Now, without, in any sense, claiming to have equal stature with the great Blaise Pascal, I can say that the following is my own "Fire!" experience ...
There was a time in my life when I aspired to teach – and, for a time, actually did teach – sacramental theology, liturgical theology, Church history, biblical exegesis, the Nicene Creed, etc., etc., etc. At the time, I was engaged in running on the endlessly frustrating treadmill of trying to "discern my vocation" -- I talked and thought in those terms back then -- and teaching was my latest stab-in-the-dark attempt to pursue the endlessly receding vocational rainbow. As it turned out, teaching was my koan -- my personal insoluble problem. But by now, along toward the end of my life, I realize that I actually have very little to teach: not quite nothing, but very little. Things like teaching, vocation, "calling," etc., turned out to be, for me, what Buddhists sometimes call "attachments": futile attempts to arrest the endless flux of reality by frantically trying to nail Jell-O to the wall. Like the farmer trying to drive the ox ... where the ox was heading, anyway. In other words, per the first Great Noble Truth, samsara: suffering.
What little I do have to teach, in fact, I can summarize in a brief story. Once a young Buddhist novice priest stood before his sensei, who asked him “What must I do to attain enlightenment?” The novice began to reply with a description of various meditation techniques. But the teacher cut him off: “Very bad answer! Go away! Come back next week!” The following week, the young novice stood before his teacher, who asked him “What must I do to attain enlightenment?” The young man replied with a biography of Gautama Siddhartha, but was again cut off: “Very bad answer! Go away! Come back next week!” This went on for several more weeks. Finally, one day the young novice stood before the teacher: “What must I do to attain enlightenment?” This time, the young man says not a word, and instead goes outside, chops wood, draws water, builds a fire, brews tea, and carries the teapot into his teacher’s hut, where he and his teacher sit in silence and drink tea. A smile illumines the teacher’s face, and he replies “Excellent!

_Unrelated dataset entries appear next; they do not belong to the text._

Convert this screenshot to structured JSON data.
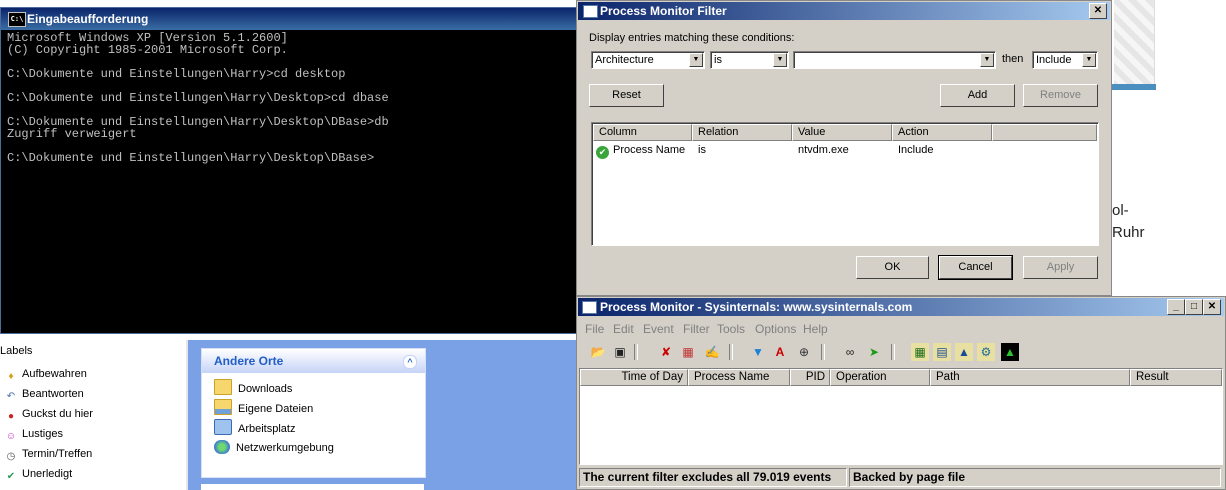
{
  "cmd": {
    "title": "Eingabeaufforderung",
    "icon_text": "C:\\",
    "lines": [
      "Microsoft Windows XP [Version 5.1.2600]",
      "(C) Copyright 1985-2001 Microsoft Corp.",
      "",
      "C:\\Dokumente und Einstellungen\\Harry>cd desktop",
      "",
      "C:\\Dokumente und Einstellungen\\Harry\\Desktop>cd dbase",
      "",
      "C:\\Dokumente und Einstellungen\\Harry\\Desktop\\DBase>db",
      "Zugriff verweigert",
      "",
      "C:\\Dokumente und Einstellungen\\Harry\\Desktop\\DBase>"
    ]
  },
  "background_page": {
    "text1": "ol-",
    "text2": "Ruhr"
  },
  "labels": {
    "header": "Labels",
    "items": [
      {
        "label": "Aufbewahren",
        "icon": "trophy-icon",
        "color": "#d4a017",
        "glyph": "♦"
      },
      {
        "label": "Beantworten",
        "icon": "reply-arrow-icon",
        "color": "#4a6fa5",
        "glyph": "↶"
      },
      {
        "label": "Guckst du hier",
        "icon": "red-dot-icon",
        "color": "#cc2222",
        "glyph": "●"
      },
      {
        "label": "Lustiges",
        "icon": "smiley-icon",
        "color": "#cc33cc",
        "glyph": "☺"
      },
      {
        "label": "Termin/Treffen",
        "icon": "clock-icon",
        "color": "#555555",
        "glyph": "◷"
      },
      {
        "label": "Unerledigt",
        "icon": "checkmark-icon",
        "color": "#2a9a5a",
        "glyph": "✔"
      }
    ]
  },
  "places": {
    "title": "Andere Orte",
    "chevron": "»",
    "items": [
      {
        "label": "Downloads",
        "icon": "folder-icon"
      },
      {
        "label": "Eigene Dateien",
        "icon": "documents-folder-icon"
      },
      {
        "label": "Arbeitsplatz",
        "icon": "computer-icon"
      },
      {
        "label": "Netzwerkumgebung",
        "icon": "network-icon"
      }
    ]
  },
  "filter_dialog": {
    "title": "Process Monitor Filter",
    "close_label": "✕",
    "prompt": "Display entries matching these conditions:",
    "column_value": "Architecture",
    "relation_value": "is",
    "value_value": "",
    "then_label": "then",
    "action_value": "Include",
    "reset_label": "Reset",
    "add_label": "Add",
    "remove_label": "Remove",
    "columns": [
      "Column",
      "Relation",
      "Value",
      "Action"
    ],
    "rows": [
      {
        "column": "Process Name",
        "relation": "is",
        "value": "ntvdm.exe",
        "action": "Include",
        "enabled": true
      }
    ],
    "ok_label": "OK",
    "cancel_label": "Cancel",
    "apply_label": "Apply"
  },
  "procmon": {
    "title": "Process Monitor - Sysinternals: www.sysinternals.com",
    "menu": [
      "File",
      "Edit",
      "Event",
      "Filter",
      "Tools",
      "Options",
      "Help"
    ],
    "window_buttons": [
      "_",
      "□",
      "✕"
    ],
    "columns": [
      "Time of Day",
      "Process Name",
      "PID",
      "Operation",
      "Path",
      "Result"
    ],
    "status_left": "The current filter excludes all 79.019 events",
    "status_right": "Backed by page file"
  }
}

Excellent!”
My koan, after several decades, has led me to this conclusion: Chop wood, make fire, carry water, make tea, share tea.
James R. Cowles
DQ logo … Mike Mozart … CC BY 2.0
One hand clapping … Simon James … CC BY-SA 2.0
Portrait of William Blake by Thomas Philips, 1807 … Books18 … CC BY-SA 2.0
Portrait of Blaise Pascal … Versailles Palace … Public domain
Ox herding painting … Museum of Shokoku=ji Temple, Japan … Public domain
"Consolations of Philosophy" … Glasgow University Library … Public domain
Sky … Needpix.com … Public domain